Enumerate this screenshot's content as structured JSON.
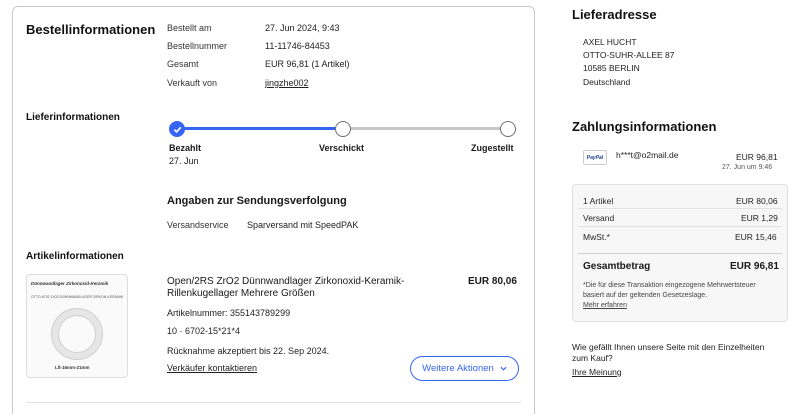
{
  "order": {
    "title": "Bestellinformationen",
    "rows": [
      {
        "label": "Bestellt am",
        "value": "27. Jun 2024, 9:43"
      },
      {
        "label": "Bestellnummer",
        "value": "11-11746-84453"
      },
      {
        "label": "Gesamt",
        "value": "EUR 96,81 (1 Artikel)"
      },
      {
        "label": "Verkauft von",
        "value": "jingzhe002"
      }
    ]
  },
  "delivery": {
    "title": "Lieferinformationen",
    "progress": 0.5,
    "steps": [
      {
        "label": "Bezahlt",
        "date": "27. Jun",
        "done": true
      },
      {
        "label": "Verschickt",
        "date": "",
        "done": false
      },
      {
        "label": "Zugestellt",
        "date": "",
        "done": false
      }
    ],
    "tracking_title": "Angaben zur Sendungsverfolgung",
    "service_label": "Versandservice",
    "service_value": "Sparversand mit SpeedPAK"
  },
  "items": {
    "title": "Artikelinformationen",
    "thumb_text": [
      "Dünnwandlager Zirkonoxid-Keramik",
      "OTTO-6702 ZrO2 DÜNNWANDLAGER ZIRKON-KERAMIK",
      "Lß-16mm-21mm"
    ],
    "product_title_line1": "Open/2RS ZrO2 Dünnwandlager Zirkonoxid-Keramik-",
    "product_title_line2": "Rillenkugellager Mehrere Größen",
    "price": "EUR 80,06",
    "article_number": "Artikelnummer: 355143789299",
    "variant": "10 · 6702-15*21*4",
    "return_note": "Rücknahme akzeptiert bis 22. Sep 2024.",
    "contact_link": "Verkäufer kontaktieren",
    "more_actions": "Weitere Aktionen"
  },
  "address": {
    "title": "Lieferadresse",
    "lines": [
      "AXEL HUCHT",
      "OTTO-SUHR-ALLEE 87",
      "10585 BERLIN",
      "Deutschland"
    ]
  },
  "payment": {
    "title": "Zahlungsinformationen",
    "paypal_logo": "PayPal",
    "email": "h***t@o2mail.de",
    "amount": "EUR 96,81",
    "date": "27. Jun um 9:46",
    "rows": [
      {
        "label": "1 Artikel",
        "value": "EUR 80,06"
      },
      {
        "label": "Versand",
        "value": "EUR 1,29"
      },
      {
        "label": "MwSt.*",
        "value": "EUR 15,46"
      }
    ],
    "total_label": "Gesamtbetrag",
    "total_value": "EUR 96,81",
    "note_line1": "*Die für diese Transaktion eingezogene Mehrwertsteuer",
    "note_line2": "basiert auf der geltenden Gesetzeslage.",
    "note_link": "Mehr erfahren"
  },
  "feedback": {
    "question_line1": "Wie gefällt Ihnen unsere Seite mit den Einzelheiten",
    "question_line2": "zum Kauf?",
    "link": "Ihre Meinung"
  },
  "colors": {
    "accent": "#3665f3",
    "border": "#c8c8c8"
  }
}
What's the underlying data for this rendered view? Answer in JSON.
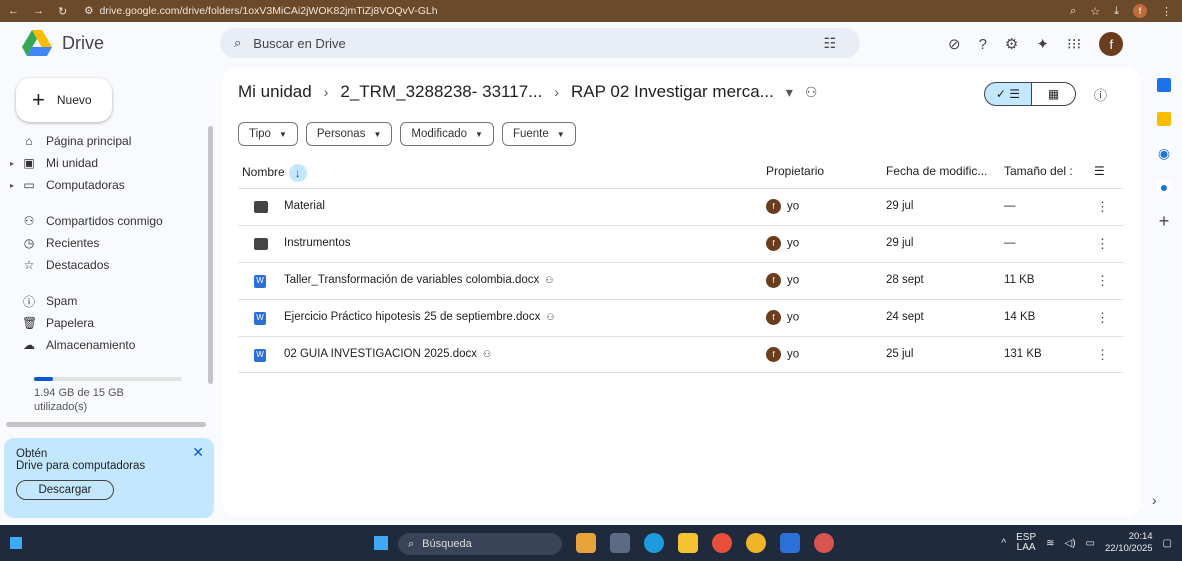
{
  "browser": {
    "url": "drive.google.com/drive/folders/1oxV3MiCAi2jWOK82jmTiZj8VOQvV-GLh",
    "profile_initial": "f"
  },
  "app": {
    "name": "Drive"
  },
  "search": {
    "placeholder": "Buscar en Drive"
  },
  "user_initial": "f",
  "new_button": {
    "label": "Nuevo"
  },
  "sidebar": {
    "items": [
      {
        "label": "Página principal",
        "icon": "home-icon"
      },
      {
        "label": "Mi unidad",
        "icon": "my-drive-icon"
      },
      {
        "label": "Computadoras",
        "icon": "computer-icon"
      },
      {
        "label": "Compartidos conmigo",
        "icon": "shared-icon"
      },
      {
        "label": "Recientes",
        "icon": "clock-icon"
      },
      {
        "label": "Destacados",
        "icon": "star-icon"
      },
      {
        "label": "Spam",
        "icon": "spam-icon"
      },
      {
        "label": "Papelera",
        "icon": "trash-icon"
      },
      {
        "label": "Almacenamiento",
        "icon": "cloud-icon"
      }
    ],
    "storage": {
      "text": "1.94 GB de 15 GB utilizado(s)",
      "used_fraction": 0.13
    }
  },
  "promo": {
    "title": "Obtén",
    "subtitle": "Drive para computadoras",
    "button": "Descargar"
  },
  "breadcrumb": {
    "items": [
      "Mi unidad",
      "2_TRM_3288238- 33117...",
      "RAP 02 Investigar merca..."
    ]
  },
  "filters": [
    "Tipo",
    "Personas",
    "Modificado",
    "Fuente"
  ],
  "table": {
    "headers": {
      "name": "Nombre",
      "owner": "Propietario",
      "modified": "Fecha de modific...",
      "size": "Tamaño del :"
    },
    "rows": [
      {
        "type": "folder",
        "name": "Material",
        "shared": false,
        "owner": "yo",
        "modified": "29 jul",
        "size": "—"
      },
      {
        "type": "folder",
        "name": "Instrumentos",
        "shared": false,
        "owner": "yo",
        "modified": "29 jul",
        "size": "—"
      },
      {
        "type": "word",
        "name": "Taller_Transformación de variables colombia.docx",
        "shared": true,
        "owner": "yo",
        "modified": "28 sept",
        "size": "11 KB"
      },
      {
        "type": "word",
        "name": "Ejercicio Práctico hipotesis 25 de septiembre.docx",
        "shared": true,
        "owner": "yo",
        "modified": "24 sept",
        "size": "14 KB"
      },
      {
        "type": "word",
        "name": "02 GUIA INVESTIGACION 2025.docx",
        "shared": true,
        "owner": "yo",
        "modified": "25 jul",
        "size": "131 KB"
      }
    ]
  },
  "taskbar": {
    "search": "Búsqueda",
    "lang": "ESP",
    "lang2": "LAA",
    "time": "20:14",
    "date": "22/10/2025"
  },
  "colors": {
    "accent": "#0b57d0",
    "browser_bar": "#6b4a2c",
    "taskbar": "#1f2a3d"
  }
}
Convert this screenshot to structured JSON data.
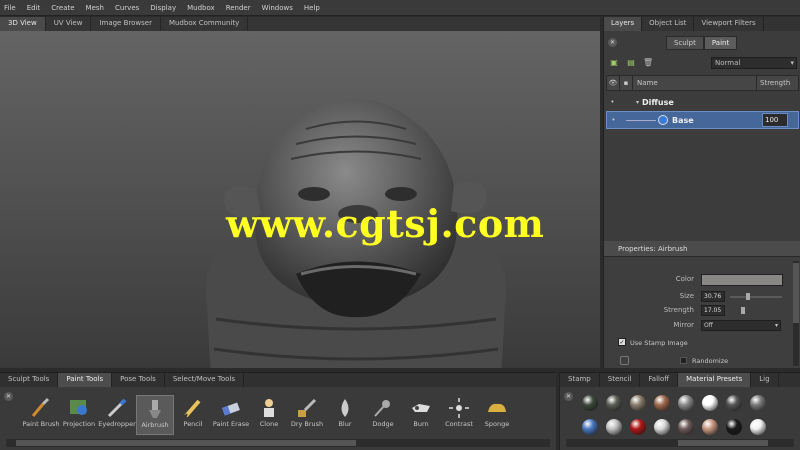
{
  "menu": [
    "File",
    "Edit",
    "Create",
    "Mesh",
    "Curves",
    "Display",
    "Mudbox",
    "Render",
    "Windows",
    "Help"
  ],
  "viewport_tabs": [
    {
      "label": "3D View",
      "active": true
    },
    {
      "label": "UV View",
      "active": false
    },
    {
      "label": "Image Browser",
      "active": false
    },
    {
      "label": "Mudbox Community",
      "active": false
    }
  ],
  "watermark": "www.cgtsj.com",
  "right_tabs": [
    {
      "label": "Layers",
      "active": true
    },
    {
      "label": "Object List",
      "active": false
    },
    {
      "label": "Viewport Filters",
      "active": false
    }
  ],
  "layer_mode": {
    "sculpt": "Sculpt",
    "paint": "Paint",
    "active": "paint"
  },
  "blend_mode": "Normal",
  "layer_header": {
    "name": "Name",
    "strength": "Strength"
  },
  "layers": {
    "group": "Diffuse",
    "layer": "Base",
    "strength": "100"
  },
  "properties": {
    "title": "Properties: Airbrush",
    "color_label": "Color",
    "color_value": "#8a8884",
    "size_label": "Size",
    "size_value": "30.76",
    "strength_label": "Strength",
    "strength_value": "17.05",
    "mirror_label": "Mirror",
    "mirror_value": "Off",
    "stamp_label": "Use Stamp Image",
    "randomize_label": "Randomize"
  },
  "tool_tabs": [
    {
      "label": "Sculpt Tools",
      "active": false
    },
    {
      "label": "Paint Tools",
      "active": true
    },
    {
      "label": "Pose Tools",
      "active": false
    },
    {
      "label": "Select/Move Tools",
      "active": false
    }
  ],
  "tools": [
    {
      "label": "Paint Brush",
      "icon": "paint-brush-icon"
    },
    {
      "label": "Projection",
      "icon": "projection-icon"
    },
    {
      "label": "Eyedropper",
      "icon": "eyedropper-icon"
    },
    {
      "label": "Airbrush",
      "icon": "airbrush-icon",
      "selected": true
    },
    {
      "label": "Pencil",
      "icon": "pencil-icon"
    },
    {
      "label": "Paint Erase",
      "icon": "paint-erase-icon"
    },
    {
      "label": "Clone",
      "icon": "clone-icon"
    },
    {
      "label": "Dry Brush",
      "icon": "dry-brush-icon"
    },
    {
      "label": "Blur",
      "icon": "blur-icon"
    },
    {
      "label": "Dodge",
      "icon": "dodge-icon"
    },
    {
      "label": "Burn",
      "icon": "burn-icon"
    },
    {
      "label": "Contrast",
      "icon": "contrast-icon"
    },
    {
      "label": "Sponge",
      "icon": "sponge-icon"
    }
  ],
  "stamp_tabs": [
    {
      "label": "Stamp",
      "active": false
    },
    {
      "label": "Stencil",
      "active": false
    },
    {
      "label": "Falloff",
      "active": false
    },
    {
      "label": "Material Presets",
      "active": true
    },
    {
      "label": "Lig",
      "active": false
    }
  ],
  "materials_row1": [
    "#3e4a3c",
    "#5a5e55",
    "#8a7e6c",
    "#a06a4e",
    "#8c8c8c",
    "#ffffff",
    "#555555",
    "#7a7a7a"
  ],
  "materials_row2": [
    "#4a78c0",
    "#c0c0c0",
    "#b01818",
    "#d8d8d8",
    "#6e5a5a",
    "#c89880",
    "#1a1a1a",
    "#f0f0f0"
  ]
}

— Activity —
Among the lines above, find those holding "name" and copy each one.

— Your solution —
    "name": "Drive"
      "name": "Nombre",
        "name": "Material",
        "name": "Instrumentos",
        "name": "Taller_Transformación de variables colombia.docx",
        "name": "Ejercicio Práctico hipotesis 25 de septiembre.docx",
        "name": "02 GUIA INVESTIGACION 2025.docx",
    "name": "Name",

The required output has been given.